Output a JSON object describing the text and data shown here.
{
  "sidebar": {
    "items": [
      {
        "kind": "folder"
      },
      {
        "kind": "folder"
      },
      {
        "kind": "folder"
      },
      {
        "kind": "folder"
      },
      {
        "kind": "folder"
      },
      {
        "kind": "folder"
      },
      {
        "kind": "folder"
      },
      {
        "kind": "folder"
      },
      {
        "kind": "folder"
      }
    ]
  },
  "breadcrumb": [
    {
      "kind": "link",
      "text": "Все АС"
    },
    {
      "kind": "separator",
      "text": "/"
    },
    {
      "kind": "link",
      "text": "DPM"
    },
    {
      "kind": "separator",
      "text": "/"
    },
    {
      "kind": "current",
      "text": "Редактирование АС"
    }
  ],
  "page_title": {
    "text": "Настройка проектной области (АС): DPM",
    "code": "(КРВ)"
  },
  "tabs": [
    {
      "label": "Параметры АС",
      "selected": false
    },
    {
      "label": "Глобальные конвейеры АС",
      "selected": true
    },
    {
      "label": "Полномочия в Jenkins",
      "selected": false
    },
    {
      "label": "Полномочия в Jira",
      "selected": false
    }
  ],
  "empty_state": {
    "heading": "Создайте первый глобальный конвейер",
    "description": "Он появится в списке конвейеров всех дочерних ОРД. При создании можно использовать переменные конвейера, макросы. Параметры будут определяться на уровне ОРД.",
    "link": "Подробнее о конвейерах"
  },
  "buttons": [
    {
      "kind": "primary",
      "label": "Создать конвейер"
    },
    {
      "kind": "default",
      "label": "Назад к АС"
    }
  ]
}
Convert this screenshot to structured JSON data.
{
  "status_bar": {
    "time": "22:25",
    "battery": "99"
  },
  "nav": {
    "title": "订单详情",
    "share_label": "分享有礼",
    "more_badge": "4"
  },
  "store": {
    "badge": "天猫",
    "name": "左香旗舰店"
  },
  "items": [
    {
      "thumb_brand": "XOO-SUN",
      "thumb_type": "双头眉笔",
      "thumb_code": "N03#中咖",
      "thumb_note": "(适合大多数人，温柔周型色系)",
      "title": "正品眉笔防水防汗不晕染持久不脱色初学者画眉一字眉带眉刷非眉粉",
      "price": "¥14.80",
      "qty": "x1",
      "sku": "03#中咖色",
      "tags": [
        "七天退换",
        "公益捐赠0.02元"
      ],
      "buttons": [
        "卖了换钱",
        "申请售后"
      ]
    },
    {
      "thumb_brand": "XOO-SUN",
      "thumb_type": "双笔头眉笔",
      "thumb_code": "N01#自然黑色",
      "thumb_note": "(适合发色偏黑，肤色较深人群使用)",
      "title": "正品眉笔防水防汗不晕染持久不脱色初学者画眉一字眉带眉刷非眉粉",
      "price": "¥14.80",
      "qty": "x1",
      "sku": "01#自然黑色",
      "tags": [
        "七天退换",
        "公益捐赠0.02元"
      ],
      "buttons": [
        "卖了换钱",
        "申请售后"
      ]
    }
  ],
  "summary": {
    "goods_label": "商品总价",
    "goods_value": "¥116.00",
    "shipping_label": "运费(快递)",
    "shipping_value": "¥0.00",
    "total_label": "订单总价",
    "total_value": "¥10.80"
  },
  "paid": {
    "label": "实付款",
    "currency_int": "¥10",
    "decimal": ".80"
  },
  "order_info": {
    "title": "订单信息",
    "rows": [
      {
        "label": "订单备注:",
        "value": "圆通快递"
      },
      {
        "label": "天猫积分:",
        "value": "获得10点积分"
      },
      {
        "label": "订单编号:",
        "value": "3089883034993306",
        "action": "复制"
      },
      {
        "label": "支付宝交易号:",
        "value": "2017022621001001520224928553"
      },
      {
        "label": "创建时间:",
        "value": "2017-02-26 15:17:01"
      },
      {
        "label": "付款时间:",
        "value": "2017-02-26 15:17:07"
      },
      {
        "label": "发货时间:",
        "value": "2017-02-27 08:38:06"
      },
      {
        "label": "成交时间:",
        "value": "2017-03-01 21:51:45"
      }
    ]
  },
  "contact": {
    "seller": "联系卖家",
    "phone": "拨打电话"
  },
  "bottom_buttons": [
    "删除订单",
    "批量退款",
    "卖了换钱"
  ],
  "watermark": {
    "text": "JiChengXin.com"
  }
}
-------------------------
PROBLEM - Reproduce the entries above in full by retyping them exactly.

EXERCISE RESULT -
Output a JSON object describing the text and data shown here.
{
  "sidebar": {
    "items": [
      {
        "kind": "folder"
      },
      {
        "kind": "folder"
      },
      {
        "kind": "folder"
      },
      {
        "kind": "folder"
      },
      {
        "kind": "folder"
      },
      {
        "kind": "folder"
      },
      {
        "kind": "folder"
      },
      {
        "kind": "folder"
      },
      {
        "kind": "folder"
      }
    ]
  },
  "breadcrumb": [
    {
      "kind": "link",
      "text": "Все АС"
    },
    {
      "kind": "separator",
      "text": "/"
    },
    {
      "kind": "link",
      "text": "DPM"
    },
    {
      "kind": "separator",
      "text": "/"
    },
    {
      "kind": "current",
      "text": "Редактирование АС"
    }
  ],
  "page_title": {
    "text": "Настройка проектной области (АС): DPM",
    "code": "(КРВ)"
  },
  "tabs": [
    {
      "label": "Параметры АС",
      "selected": false
    },
    {
      "label": "Глобальные конвейеры АС",
      "selected": true
    },
    {
      "label": "Полномочия в Jenkins",
      "selected": false
    },
    {
      "label": "Полномочия в Jira",
      "selected": false
    }
  ],
  "empty_state": {
    "heading": "Создайте первый глобальный конвейер",
    "description": "Он появится в списке конвейеров всех дочерних ОРД. При создании можно использовать переменные конвейера, макросы. Параметры будут определяться на уровне ОРД.",
    "link": "Подробнее о конвейерах"
  },
  "buttons": [
    {
      "kind": "primary",
      "label": "Создать конвейер"
    },
    {
      "kind": "default",
      "label": "Назад к АС"
    }
  ]
}
Convert this screenshot to structured JSON data.
{
  "status_bar": {
    "time": "22:25",
    "battery": "99"
  },
  "nav": {
    "title": "订单详情",
    "share_label": "分享有礼",
    "more_badge": "4"
  },
  "store": {
    "badge": "天猫",
    "name": "左香旗舰店"
  },
  "items": [
    {
      "thumb_brand": "XOO-SUN",
      "thumb_type": "双头眉笔",
      "thumb_code": "N03#中咖",
      "thumb_note": "(适合大多数人，温柔周型色系)",
      "title": "正品眉笔防水防汗不晕染持久不脱色初学者画眉一字眉带眉刷非眉粉",
      "price": "¥14.80",
      "qty": "x1",
      "sku": "03#中咖色",
      "tags": [
        "七天退换",
        "公益捐赠0.02元"
      ],
      "buttons": [
        "卖了换钱",
        "申请售后"
      ]
    },
    {
      "thumb_brand": "XOO-SUN",
      "thumb_type": "双笔头眉笔",
      "thumb_code": "N01#自然黑色",
      "thumb_note": "(适合发色偏黑，肤色较深人群使用)",
      "title": "正品眉笔防水防汗不晕染持久不脱色初学者画眉一字眉带眉刷非眉粉",
      "price": "¥14.80",
      "qty": "x1",
      "sku": "01#自然黑色",
      "tags": [
        "七天退换",
        "公益捐赠0.02元"
      ],
      "buttons": [
        "卖了换钱",
        "申请售后"
      ]
    }
  ],
  "summary": {
    "goods_label": "商品总价",
    "goods_value": "¥116.00",
    "shipping_label": "运费(快递)",
    "shipping_value": "¥0.00",
    "total_label": "订单总价",
    "total_value": "¥10.80"
  },
  "paid": {
    "label": "实付款",
    "currency_int": "¥10",
    "decimal": ".80"
  },
  "order_info": {
    "title": "订单信息",
    "rows": [
      {
        "label": "订单备注:",
        "value": "圆通快递"
      },
      {
        "label": "天猫积分:",
        "value": "获得10点积分"
      },
      {
        "label": "订单编号:",
        "value": "3089883034993306",
        "action": "复制"
      },
      {
        "label": "支付宝交易号:",
        "value": "2017022621001001520224928553"
      },
      {
        "label": "创建时间:",
        "value": "2017-02-26 15:17:01"
      },
      {
        "label": "付款时间:",
        "value": "2017-02-26 15:17:07"
      },
      {
        "label": "发货时间:",
        "value": "2017-02-27 08:38:06"
      },
      {
        "label": "成交时间:",
        "value": "2017-03-01 21:51:45"
      }
    ]
  },
  "contact": {
    "seller": "联系卖家",
    "phone": "拨打电话"
  },
  "bottom_buttons": [
    "删除订单",
    "批量退款",
    "卖了换钱"
  ],
  "watermark": {
    "text": "JiChengXin.com"
  }
}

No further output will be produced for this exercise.